[Website and app data records]
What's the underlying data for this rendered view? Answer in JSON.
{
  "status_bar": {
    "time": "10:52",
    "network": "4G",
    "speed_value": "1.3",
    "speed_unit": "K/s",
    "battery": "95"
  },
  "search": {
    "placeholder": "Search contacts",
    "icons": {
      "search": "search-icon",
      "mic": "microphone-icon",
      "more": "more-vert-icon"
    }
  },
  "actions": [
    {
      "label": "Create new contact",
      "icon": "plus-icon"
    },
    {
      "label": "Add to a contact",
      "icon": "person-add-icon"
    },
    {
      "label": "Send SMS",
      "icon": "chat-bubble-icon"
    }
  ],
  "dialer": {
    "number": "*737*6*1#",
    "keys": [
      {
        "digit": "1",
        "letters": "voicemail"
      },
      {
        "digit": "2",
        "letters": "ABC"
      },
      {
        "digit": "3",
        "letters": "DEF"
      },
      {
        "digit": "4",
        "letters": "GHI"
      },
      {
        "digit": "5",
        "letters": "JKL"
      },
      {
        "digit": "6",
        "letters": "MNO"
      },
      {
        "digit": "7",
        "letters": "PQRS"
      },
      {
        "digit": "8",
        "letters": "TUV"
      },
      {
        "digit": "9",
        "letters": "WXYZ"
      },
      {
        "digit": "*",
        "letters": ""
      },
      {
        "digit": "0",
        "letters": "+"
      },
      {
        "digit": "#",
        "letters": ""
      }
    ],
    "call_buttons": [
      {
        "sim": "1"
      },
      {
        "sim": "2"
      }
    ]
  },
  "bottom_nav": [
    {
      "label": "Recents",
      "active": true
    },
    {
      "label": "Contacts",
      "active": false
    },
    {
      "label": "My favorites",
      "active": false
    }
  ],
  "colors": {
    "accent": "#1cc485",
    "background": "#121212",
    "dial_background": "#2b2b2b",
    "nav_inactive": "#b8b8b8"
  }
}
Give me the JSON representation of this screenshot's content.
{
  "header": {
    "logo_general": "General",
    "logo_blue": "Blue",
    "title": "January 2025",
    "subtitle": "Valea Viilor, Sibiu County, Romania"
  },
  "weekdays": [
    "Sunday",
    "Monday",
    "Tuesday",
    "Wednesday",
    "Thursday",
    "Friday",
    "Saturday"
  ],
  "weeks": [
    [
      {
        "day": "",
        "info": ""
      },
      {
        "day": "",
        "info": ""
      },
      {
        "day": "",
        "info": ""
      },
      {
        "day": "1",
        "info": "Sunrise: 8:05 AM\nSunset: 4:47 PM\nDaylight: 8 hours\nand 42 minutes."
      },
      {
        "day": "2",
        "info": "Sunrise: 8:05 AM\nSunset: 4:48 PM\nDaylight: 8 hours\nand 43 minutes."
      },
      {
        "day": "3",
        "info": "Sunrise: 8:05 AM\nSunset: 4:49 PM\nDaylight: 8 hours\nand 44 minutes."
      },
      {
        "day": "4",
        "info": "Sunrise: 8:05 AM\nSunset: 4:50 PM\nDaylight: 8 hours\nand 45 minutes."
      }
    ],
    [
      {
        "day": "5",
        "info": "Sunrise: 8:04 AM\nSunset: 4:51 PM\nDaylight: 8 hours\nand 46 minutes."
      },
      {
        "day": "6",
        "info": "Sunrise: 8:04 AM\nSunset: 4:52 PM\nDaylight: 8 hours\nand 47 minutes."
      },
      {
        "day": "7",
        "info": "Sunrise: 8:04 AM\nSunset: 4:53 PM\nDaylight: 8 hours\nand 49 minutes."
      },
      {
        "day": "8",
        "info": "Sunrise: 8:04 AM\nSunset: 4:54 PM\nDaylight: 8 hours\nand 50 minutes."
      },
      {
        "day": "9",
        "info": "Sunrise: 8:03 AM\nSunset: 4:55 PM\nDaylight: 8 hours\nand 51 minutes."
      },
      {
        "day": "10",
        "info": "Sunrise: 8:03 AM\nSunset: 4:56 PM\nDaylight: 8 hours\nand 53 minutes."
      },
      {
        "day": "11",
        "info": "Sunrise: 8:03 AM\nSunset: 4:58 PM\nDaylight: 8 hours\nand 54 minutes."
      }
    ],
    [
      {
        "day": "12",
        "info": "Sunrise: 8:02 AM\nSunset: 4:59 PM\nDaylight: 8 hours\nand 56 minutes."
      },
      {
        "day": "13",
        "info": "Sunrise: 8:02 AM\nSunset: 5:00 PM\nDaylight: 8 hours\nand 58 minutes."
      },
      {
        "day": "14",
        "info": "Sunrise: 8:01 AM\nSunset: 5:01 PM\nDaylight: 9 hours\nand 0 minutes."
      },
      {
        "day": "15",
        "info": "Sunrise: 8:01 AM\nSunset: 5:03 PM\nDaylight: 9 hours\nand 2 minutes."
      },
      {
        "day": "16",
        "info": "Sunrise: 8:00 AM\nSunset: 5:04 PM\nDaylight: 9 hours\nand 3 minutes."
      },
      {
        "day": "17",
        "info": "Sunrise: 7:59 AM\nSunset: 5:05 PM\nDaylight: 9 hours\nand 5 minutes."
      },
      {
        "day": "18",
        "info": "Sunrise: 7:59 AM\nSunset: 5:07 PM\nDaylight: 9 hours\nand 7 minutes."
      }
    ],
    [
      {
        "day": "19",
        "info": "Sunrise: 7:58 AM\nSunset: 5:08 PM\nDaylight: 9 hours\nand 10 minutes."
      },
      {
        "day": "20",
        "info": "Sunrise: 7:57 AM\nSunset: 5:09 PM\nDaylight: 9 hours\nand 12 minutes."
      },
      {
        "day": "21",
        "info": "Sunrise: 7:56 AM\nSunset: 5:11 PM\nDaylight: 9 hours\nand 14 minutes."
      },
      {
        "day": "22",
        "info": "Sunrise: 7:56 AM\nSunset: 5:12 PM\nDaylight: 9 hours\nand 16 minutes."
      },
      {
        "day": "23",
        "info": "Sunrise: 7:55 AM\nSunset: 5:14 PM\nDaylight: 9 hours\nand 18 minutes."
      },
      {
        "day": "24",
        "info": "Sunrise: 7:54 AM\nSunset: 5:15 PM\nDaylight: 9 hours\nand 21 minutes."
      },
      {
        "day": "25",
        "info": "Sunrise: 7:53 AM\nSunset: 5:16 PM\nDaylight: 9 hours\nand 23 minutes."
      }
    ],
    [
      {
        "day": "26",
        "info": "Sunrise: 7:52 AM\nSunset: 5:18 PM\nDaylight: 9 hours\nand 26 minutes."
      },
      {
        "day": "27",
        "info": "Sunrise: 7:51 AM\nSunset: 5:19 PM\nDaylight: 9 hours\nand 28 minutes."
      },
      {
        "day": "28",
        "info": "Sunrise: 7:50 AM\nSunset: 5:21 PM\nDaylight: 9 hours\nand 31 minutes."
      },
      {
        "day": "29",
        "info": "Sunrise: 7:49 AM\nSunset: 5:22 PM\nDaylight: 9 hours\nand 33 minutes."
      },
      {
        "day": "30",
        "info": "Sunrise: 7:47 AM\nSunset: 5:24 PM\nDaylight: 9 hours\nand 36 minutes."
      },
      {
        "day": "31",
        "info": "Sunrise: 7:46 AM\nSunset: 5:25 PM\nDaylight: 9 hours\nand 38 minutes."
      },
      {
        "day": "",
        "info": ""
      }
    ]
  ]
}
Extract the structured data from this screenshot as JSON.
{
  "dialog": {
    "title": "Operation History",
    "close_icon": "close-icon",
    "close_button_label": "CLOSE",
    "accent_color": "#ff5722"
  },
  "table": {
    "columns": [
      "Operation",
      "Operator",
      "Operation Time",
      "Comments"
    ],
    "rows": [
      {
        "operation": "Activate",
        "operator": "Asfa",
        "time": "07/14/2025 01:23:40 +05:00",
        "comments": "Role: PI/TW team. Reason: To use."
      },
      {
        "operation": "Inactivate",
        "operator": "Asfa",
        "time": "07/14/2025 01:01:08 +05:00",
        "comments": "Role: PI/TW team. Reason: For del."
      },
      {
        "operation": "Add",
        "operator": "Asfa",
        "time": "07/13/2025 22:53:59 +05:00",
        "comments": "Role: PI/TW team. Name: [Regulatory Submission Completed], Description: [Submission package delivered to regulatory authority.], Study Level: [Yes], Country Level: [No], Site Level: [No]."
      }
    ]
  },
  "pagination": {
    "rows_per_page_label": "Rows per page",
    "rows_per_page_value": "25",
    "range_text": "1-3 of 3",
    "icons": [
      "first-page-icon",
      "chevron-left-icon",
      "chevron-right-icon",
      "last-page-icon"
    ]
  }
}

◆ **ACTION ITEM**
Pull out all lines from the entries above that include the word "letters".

◆ **OUTPUT OF THE TASK**
        "letters": "voicemail"
        "letters": "ABC"
        "letters": "DEF"
        "letters": "GHI"
        "letters": "JKL"
        "letters": "MNO"
        "letters": "PQRS"
        "letters": "TUV"
        "letters": "WXYZ"
        "letters": ""
        "letters": "+"
        "letters": ""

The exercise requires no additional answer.